My husband has this tendency to sit in his car for anywhere up to 10 minutes when he comes home.

Imagine the kids and I, waiting by the door, eagerly anticipating the Hubs walking in, and then . . . he just doesn’t come. We know he’s there. He’s just sitting in his car.


It turns out, if something good is on the radio when he comes home, he sits in the car to finish listening to it.

But doesn’t he know how excited we are to see him? Doesn’t he care that we’ve been waiting for hours for him to come home?

Over the years, I’ve gotten used to this idiosyncracy of his. Now, when we notice him sitting in the car after we know he’s home, the kids still ask me, “What is he doing?” I just respond, “he’s listening to the radio.” I’ve gotten over my need to see him immediately, realizing that he has a need for some space. Furthermore, he’s paying attention to his surroundings, enjoying the moment, and I’ve finally realized that I don’t want to rob that from him.


Last night while coming home from catechism, the kids recognized the first movement of Beethoven’s 9th symphony coming from the radio. Both couldn’t quite place it, but they knew they recognized it and they liked it.

That first movement still hadn’t finished by the time we got home, and both kids were adamant that they preferred to sit in the car and listen to the rest of it. By this time, I had explained that it was Beethoven’s 9th (with Ode to Joy at the end).

So we sat.

We listened.

The sun went down and it got dark, and we worked our way into the second movement. There were no sounds apart from the music on the radio. As the darkness intensified, the music became a full immersion experience, as the only sense we were experiencing was the music in our ears.

However, the second movement is a bit less gripping than the first and third movements. Furthermore, this entire piece is long. After sitting for a good fifteen minutes, The Eleven-Year-Old Girl, my most disciplined and diligent child, called it quits. The Nine-Year-Old Boy–the spazzy one–hung in there a bit longer. Finally, he decided there was hot chocolate to be had inside the house.

After enjoying hot chocolate and cookies, I returned to the car, with the intention of retrieving my book. At the same time, I wondered, “Would the third movement still be playing?” Easing into the front seat, I turned on the radio, and–sure enough–the third movement was just beginnng.

Once again, I sat.

Immersed in the darkness, absorbed in this very familiar piece (having spent months three years ago trying to learn the alto part), all other senses were drived of stimulation. The kids were fine, having cookies and hot chocolate with my husband. While there certainly were other things I could be doing, there was no other place I wanted to be, except sitting in my car, with the battery running, listening to Beethoven and a very good orchestra and choir.


How many times to we simply throw everything off, literally turning everything else off, just to pay attention to what is happening in the present.

Sure, I could have pushed it aside, and put in a CD after the kids were in bed.

But would I have, really?

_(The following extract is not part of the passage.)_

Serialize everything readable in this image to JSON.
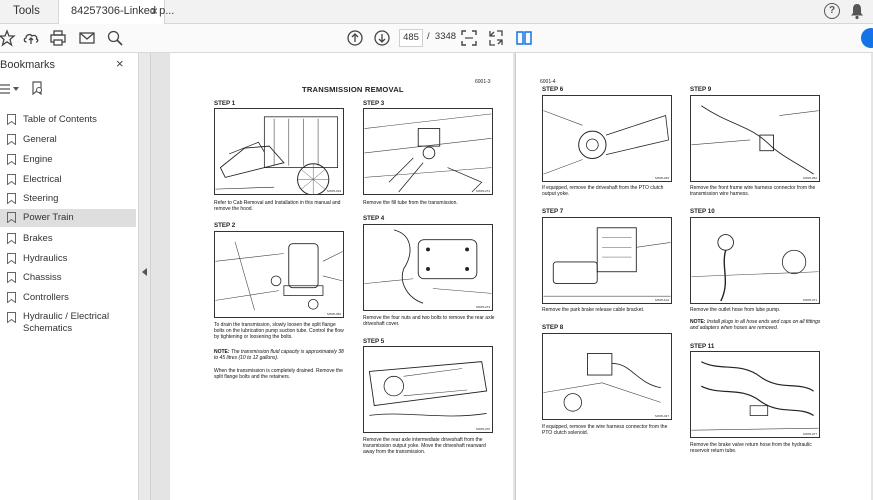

How many other times do I pass up opportunites to pay attention to the moment, to immerse myself in my present surroundings, without a care in a world about what is going on with others or those other things I “should” be doing?

How can I make myself more aware?

How can I give distractions less of a priority in my life?

I’ve got not real answers.

But I’d like to make that a priority, paying attention to the present moment.

Hanging on to that intention seems like a good place to start.


(If you’ve got answers for concrete ways to life more in awareness of your surroundings, feel free to fill me in, in the comments section!)


Like This?

Pin It!


Bird photo by Benjamin Balazs on Unsplash.

Standing in the Rain photo by Steve Halama on Unsplash.

Full Moon photo by Jason Blackeye on Unsplash.